[Start of Attachment]
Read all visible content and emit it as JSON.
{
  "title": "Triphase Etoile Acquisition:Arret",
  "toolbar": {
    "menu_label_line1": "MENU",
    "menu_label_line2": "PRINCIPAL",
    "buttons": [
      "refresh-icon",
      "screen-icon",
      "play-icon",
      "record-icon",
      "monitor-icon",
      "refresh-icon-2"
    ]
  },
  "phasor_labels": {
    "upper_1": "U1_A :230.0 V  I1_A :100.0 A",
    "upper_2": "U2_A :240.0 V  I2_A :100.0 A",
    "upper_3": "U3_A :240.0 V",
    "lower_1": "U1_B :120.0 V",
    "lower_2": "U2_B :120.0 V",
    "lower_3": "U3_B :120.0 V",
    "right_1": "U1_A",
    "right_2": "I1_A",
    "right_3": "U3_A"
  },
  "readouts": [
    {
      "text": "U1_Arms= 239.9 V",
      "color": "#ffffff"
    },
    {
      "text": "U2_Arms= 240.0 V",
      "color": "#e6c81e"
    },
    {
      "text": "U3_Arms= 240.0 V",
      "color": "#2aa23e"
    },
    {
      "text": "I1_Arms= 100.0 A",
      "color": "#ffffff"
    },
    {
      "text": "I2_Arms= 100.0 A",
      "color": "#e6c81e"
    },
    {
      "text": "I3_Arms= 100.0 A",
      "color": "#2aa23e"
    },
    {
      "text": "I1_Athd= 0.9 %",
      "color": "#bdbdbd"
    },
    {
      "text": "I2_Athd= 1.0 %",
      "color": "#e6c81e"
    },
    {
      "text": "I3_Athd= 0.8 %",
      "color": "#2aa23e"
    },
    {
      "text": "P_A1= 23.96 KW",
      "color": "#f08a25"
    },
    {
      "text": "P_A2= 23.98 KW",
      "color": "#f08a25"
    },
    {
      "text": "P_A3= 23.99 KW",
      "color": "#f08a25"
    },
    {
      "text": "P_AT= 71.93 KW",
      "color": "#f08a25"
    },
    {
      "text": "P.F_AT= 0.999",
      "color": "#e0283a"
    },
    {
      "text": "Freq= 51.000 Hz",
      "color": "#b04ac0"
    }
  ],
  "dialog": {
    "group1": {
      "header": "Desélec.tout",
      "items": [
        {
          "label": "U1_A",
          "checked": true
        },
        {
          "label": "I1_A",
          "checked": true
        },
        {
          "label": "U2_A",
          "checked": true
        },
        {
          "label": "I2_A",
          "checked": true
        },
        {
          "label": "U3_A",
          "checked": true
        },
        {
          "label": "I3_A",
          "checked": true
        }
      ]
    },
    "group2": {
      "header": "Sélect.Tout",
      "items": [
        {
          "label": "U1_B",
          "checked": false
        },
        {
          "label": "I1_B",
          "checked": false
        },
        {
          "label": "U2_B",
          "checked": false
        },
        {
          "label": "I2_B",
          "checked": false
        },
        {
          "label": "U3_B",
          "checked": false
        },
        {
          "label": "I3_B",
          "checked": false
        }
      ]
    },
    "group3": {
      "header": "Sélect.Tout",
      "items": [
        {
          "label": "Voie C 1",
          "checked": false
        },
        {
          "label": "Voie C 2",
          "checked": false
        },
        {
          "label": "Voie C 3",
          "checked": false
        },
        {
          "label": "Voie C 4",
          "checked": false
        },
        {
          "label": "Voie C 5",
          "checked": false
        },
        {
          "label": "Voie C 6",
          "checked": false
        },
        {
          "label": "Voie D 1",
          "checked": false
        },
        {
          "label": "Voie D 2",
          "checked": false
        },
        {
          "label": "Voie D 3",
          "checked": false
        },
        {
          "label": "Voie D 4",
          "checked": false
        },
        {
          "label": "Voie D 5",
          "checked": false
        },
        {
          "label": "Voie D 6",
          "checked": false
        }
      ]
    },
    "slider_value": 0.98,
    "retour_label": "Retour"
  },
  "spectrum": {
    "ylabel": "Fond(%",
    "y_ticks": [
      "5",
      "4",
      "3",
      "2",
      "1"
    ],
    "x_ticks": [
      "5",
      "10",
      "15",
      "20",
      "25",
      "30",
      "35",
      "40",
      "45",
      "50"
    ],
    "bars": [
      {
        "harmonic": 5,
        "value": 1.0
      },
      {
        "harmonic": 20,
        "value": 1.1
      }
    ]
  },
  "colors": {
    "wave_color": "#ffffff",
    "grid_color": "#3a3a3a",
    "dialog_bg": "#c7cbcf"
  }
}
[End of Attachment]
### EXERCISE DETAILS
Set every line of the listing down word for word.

### ANSWER SPACE
Read all visible content and emit it as JSON.
{
  "title": "Triphase Etoile Acquisition:Arret",
  "toolbar": {
    "menu_label_line1": "MENU",
    "menu_label_line2": "PRINCIPAL",
    "buttons": [
      "refresh-icon",
      "screen-icon",
      "play-icon",
      "record-icon",
      "monitor-icon",
      "refresh-icon-2"
    ]
  },
  "phasor_labels": {
    "upper_1": "U1_A :230.0 V  I1_A :100.0 A",
    "upper_2": "U2_A :240.0 V  I2_A :100.0 A",
    "upper_3": "U3_A :240.0 V",
    "lower_1": "U1_B :120.0 V",
    "lower_2": "U2_B :120.0 V",
    "lower_3": "U3_B :120.0 V",
    "right_1": "U1_A",
    "right_2": "I1_A",
    "right_3": "U3_A"
  },
  "readouts": [
    {
      "text": "U1_Arms= 239.9 V",
      "color": "#ffffff"
    },
    {
      "text": "U2_Arms= 240.0 V",
      "color": "#e6c81e"
    },
    {
      "text": "U3_Arms= 240.0 V",
      "color": "#2aa23e"
    },
    {
      "text": "I1_Arms= 100.0 A",
      "color": "#ffffff"
    },
    {
      "text": "I2_Arms= 100.0 A",
      "color": "#e6c81e"
    },
    {
      "text": "I3_Arms= 100.0 A",
      "color": "#2aa23e"
    },
    {
      "text": "I1_Athd= 0.9 %",
      "color": "#bdbdbd"
    },
    {
      "text": "I2_Athd= 1.0 %",
      "color": "#e6c81e"
    },
    {
      "text": "I3_Athd= 0.8 %",
      "color": "#2aa23e"
    },
    {
      "text": "P_A1= 23.96 KW",
      "color": "#f08a25"
    },
    {
      "text": "P_A2= 23.98 KW",
      "color": "#f08a25"
    },
    {
      "text": "P_A3= 23.99 KW",
      "color": "#f08a25"
    },
    {
      "text": "P_AT= 71.93 KW",
      "color": "#f08a25"
    },
    {
      "text": "P.F_AT= 0.999",
      "color": "#e0283a"
    },
    {
      "text": "Freq= 51.000 Hz",
      "color": "#b04ac0"
    }
  ],
  "dialog": {
    "group1": {
      "header": "Desélec.tout",
      "items": [
        {
          "label": "U1_A",
          "checked": true
        },
        {
          "label": "I1_A",
          "checked": true
        },
        {
          "label": "U2_A",
          "checked": true
        },
        {
          "label": "I2_A",
          "checked": true
        },
        {
          "label": "U3_A",
          "checked": true
        },
        {
          "label": "I3_A",
          "checked": true
        }
      ]
    },
    "group2": {
      "header": "Sélect.Tout",
      "items": [
        {
          "label": "U1_B",
          "checked": false
        },
        {
          "label": "I1_B",
          "checked": false
        },
        {
          "label": "U2_B",
          "checked": false
        },
        {
          "label": "I2_B",
          "checked": false
        },
        {
          "label": "U3_B",
          "checked": false
        },
        {
          "label": "I3_B",
          "checked": false
        }
      ]
    },
    "group3": {
      "header": "Sélect.Tout",
      "items": [
        {
          "label": "Voie C 1",
          "checked": false
        },
        {
          "label": "Voie C 2",
          "checked": false
        },
        {
          "label": "Voie C 3",
          "checked": false
        },
        {
          "label": "Voie C 4",
          "checked": false
        },
        {
          "label": "Voie C 5",
          "checked": false
        },
        {
          "label": "Voie C 6",
          "checked": false
        },
        {
          "label": "Voie D 1",
          "checked": false
        },
        {
          "label": "Voie D 2",
          "checked": false
        },
        {
          "label": "Voie D 3",
          "checked": false
        },
        {
          "label": "Voie D 4",
          "checked": false
        },
        {
          "label": "Voie D 5",
          "checked": false
        },
        {
          "label": "Voie D 6",
          "checked": false
        }
      ]
    },
    "slider_value": 0.98,
    "retour_label": "Retour"
  },
  "spectrum": {
    "ylabel": "Fond(%",
    "y_ticks": [
      "5",
      "4",
      "3",
      "2",
      "1"
    ],
    "x_ticks": [
      "5",
      "10",
      "15",
      "20",
      "25",
      "30",
      "35",
      "40",
      "45",
      "50"
    ],
    "bars": [
      {
        "harmonic": 5,
        "value": 1.0
      },
      {
        "harmonic": 20,
        "value": 1.1
      }
    ]
  },
  "colors": {
    "wave_color": "#ffffff",
    "grid_color": "#3a3a3a",
    "dialog_bg": "#c7cbcf"
  }
}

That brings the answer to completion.